- **EXERCISE INSTRUCTIONS**:
The reply has to be a number alone, equal to how many lines in the entries below hold the string "flap".

Component data from apps and pages:
╔══

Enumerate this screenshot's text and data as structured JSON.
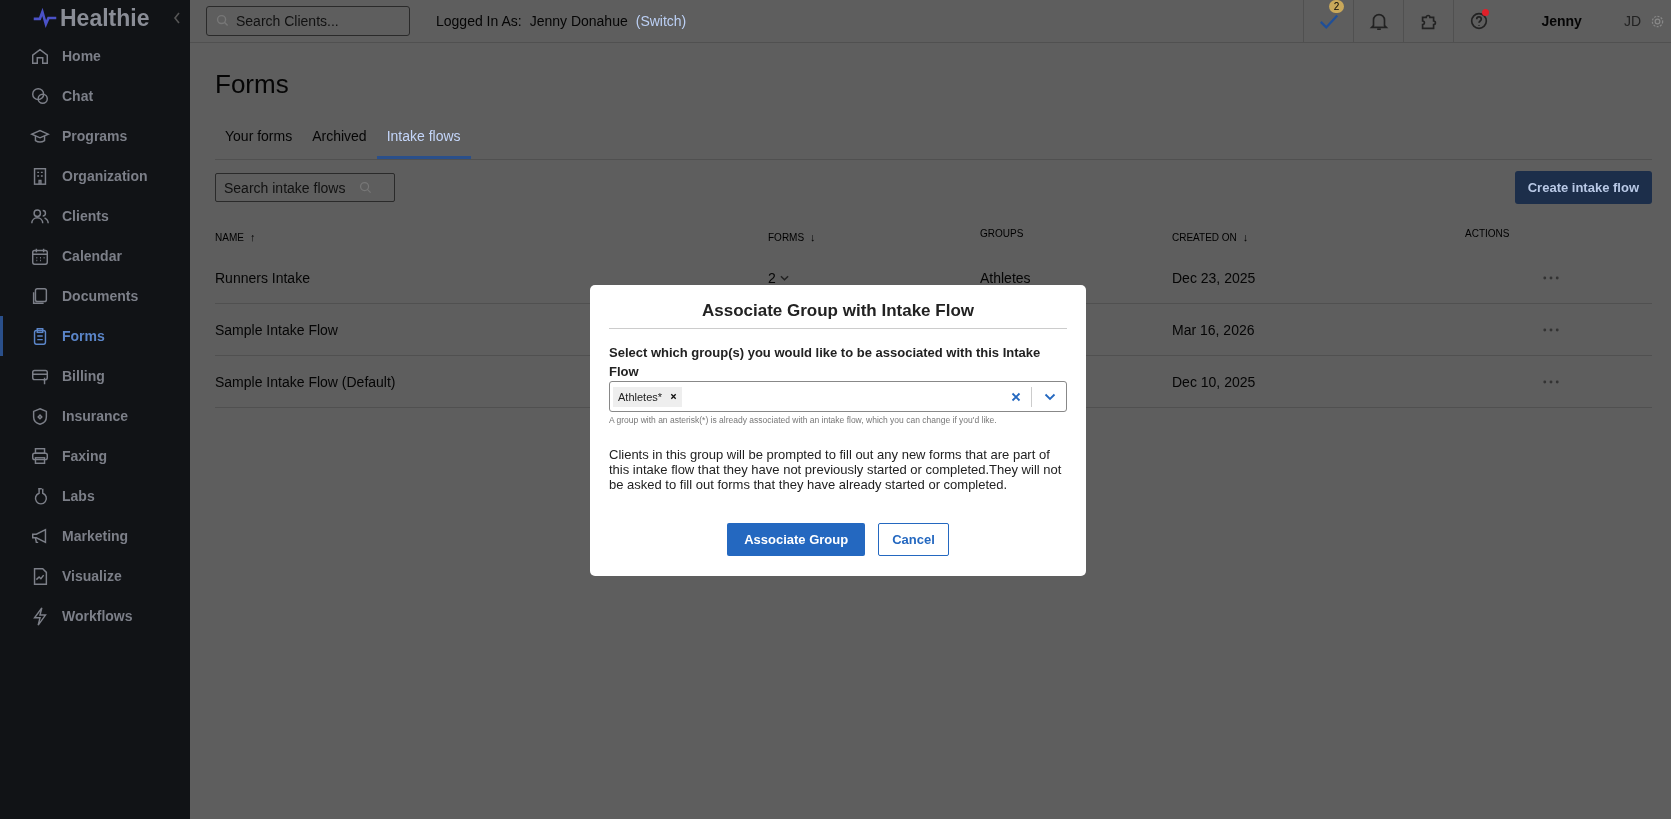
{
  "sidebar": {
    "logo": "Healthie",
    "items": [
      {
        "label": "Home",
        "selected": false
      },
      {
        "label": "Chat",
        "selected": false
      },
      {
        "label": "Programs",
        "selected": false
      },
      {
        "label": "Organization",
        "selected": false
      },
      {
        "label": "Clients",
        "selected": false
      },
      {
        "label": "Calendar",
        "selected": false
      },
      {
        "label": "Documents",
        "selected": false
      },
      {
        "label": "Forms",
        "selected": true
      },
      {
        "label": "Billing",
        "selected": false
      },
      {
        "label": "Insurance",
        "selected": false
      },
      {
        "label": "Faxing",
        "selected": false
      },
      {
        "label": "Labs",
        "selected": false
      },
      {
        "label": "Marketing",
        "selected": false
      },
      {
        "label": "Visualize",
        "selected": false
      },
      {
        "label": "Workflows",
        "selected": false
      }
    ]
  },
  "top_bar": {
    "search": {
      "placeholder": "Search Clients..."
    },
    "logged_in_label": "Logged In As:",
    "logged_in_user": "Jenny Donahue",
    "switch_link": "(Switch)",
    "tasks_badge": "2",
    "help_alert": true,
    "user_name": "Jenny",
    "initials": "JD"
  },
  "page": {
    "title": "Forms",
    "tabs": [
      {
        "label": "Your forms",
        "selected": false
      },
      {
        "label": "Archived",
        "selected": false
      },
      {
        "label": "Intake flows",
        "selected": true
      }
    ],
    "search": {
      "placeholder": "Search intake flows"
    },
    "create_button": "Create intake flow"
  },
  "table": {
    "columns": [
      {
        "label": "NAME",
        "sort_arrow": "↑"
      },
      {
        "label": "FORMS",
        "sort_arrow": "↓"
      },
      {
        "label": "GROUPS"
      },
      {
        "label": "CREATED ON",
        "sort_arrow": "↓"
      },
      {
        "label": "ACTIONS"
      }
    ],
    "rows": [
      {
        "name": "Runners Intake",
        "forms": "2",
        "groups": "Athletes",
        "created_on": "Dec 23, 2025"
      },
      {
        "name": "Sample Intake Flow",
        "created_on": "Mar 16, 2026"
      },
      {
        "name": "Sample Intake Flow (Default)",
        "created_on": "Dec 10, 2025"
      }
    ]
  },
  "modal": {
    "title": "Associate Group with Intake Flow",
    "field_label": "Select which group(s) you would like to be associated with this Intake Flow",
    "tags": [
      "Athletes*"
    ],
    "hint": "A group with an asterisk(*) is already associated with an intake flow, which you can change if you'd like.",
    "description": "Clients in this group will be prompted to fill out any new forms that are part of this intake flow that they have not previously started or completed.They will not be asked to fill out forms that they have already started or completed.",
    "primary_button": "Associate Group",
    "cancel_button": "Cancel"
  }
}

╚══
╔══

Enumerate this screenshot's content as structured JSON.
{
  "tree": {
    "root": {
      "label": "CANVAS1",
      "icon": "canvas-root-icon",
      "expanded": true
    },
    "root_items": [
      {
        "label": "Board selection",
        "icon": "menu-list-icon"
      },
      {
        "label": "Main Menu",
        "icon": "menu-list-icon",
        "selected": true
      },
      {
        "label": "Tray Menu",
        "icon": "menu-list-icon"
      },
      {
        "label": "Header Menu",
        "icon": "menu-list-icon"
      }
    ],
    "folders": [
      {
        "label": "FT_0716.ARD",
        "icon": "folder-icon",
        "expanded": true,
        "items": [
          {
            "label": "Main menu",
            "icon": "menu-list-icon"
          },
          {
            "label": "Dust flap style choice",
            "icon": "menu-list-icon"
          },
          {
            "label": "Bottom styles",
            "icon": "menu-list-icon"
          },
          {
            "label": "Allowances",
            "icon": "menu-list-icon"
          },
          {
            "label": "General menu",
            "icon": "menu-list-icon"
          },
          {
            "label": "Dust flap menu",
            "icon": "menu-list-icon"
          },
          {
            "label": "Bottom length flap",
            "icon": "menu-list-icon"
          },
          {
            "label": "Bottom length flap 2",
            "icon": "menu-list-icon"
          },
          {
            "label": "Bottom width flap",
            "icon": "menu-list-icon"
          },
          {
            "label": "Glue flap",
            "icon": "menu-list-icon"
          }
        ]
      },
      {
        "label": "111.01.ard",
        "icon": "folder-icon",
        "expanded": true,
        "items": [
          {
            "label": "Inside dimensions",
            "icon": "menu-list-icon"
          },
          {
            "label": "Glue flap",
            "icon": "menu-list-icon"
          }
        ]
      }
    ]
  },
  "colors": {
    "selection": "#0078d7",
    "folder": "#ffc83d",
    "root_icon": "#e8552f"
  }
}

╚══
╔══

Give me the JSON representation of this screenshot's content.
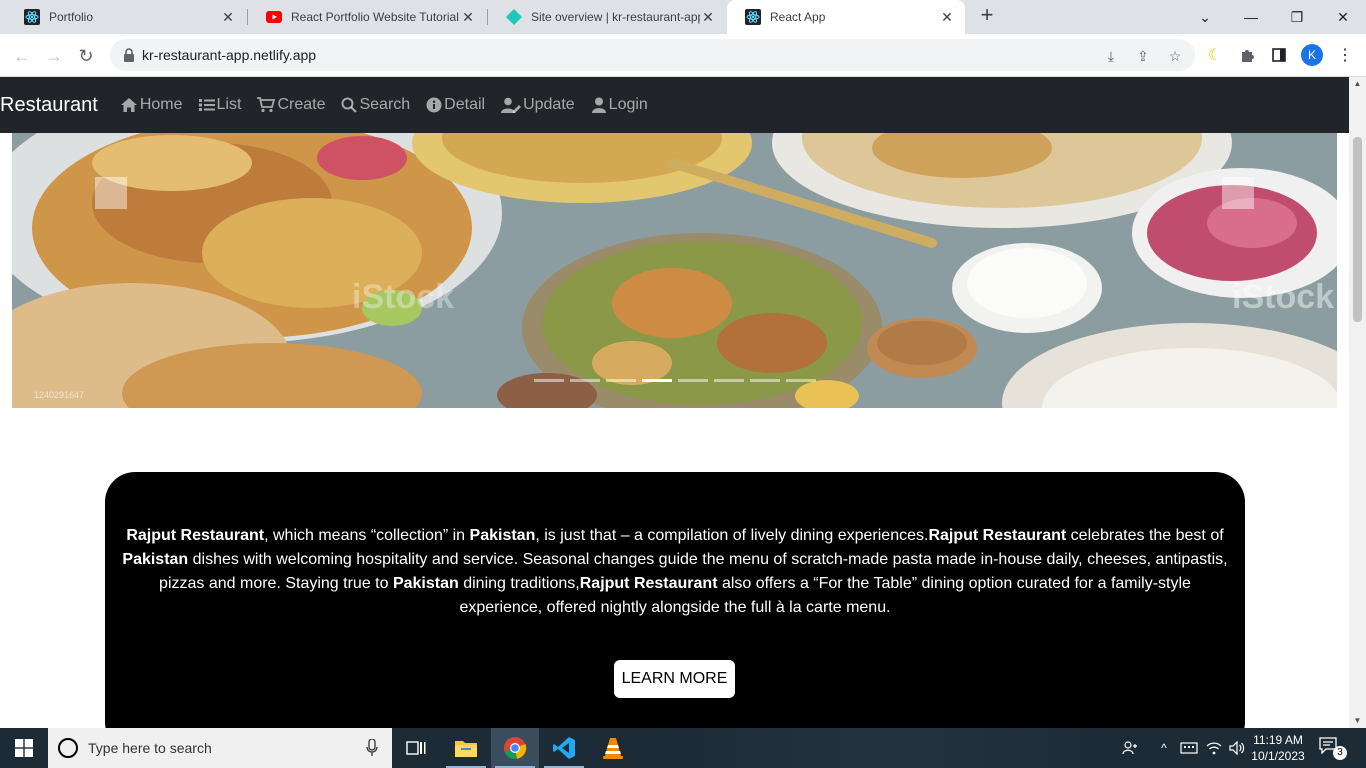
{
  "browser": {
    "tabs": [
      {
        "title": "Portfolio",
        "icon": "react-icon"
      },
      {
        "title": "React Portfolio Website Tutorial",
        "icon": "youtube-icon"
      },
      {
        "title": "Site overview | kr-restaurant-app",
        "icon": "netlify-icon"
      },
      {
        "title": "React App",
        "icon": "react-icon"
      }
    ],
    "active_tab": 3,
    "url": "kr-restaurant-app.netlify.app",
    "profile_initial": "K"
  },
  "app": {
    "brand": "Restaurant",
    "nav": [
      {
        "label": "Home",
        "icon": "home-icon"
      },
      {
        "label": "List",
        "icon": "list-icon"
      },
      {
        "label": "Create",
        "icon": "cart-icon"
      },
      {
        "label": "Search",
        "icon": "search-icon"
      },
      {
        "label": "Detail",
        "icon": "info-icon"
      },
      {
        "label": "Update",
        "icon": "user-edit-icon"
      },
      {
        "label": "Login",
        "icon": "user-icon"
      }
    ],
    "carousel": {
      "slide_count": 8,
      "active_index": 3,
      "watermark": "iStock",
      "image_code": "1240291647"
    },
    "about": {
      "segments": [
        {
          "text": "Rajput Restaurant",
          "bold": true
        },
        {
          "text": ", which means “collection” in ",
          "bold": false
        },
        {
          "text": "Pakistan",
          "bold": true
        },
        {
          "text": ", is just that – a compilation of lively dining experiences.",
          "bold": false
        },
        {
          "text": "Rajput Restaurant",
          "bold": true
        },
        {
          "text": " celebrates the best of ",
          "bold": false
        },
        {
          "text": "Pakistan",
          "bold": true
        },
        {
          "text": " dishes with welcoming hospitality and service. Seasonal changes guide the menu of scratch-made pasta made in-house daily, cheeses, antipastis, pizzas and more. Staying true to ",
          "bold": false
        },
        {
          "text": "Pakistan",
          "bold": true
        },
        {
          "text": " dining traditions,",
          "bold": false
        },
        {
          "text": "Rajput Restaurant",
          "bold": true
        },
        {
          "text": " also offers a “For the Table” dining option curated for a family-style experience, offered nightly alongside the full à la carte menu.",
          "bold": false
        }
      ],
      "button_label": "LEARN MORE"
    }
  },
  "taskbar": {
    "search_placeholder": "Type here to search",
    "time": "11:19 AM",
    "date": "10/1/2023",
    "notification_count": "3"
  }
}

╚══

- **SOLUTION**:
7